I'm waiting for the disclaimer on this one. Considering your product's capacity is so low that it needs to be used in conjunction with a conventional hot water tank.....a tank that gets water to your product with hot water lines.... Capacity...
I have two 7GPM showers and four 2GPM sinks. My water comes from the utility at 55F and I want it 120F. So each of my showers would need 66KW (7 of these units), and my sinks would each need 19KW (two units). My entire home service is only rated at 44KW and I need to supply 210KW!? Assuming I dedicate an entirely new electrical service to these things, and only let one turn on at a time... I can just barely take a comfortable shower?Water savings......
The "10% water savings" statement assumes that 10% of my TOTAL water consumption is allowed to flow down the drain, right? A large amount of the water I use is 100% cold water. Dishwaster, cooking, drinking, toilets. These things don't let the water run while waiting for the warm stuff. To offset this fact, I would need to increase the relative percentage of time I waste water while waiting. So how do you calculate the average amount of hot water that goes down the drain?!
In your video you say that this unit saves one to two GPM
every time you use your hot water tap. What does that even mean? It restricts my flow by 1.5GPM? Couldn't I do the same with an obstruction like a hunk of dirt? Then you state it saves 20 to 40 gallons per day without explaining how that is even possible.The alternatives...
Heat pumps are better solution to any hot water system in every way. They consume (typically) half the power as even this 99% efficient system for the same heat output as a conventional tank (no violation of thermo laws). They are able to service an entire REAL WORLD home, not a home that only turns on one super low flow faucet on at a time. Upfront costs of heat pumps are the only down side. Although more expensive than conventional $300 tanks, they have a measurable ROI over something like this.
This device might have applications, but I don't see them. Anyone that wants the luxury of instant hot water just needs to install a circulating bleed valve.

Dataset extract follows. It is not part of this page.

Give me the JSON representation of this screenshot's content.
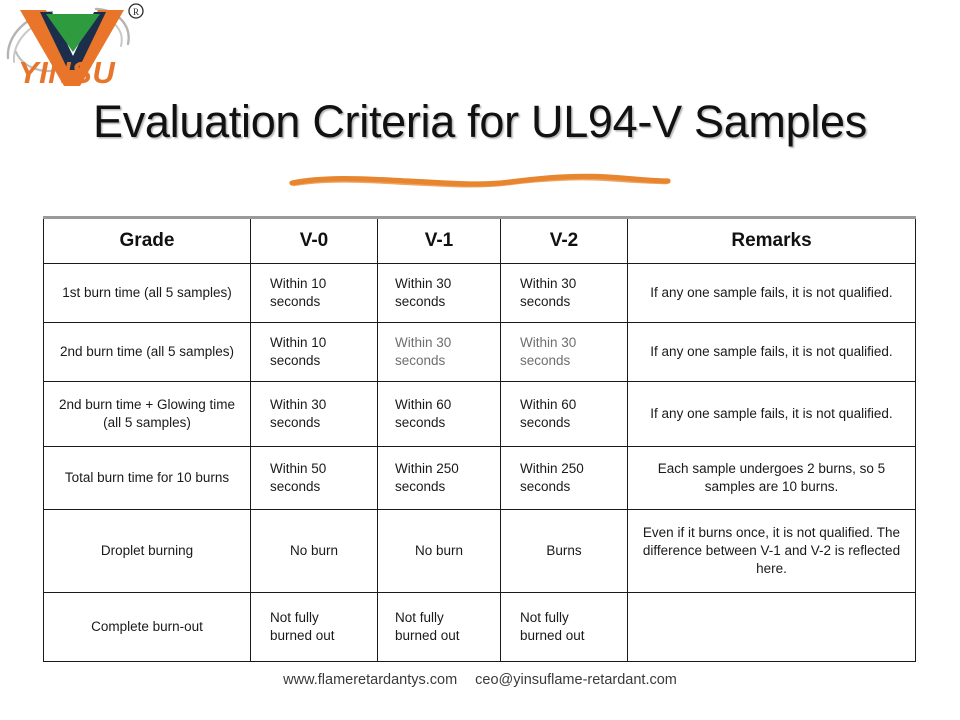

It's a very cheap DIY project that bleeds a very small amount of hot water from the far end of the house to mix with the cold supply periodically. This keeps the hot water supply line warm without wasting much energy. Simple and cheap.